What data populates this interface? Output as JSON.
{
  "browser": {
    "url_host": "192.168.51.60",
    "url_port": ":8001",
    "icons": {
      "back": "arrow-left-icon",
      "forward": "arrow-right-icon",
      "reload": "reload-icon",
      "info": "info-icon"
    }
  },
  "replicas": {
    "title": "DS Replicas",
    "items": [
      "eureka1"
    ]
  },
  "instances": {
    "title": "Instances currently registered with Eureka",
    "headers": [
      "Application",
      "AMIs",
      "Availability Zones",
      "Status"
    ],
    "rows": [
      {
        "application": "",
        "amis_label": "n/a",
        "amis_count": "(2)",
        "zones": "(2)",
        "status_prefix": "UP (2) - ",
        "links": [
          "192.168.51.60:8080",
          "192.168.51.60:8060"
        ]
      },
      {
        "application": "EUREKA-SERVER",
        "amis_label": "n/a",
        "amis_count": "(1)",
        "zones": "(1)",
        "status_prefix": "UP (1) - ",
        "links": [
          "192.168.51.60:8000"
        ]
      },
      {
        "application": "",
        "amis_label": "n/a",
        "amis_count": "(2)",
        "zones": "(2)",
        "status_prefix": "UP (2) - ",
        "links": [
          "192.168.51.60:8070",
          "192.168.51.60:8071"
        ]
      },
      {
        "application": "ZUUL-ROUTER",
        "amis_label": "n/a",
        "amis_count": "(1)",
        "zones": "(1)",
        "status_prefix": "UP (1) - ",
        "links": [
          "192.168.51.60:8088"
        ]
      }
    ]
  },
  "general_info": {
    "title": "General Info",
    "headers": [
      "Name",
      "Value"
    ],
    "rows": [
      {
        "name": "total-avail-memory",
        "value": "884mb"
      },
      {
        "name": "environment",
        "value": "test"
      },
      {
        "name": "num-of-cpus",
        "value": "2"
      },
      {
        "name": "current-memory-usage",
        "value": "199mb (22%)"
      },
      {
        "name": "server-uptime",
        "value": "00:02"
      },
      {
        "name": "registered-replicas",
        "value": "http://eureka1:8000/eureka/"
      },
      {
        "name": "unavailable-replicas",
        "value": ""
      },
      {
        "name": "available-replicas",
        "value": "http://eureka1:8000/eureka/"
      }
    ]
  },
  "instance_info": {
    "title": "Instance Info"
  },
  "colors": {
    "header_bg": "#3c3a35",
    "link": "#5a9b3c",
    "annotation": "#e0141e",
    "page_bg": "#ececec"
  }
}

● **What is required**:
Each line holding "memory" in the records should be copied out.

● **Response for this exercise**:
        "name": "total-avail-memory",
        "name": "current-memory-usage",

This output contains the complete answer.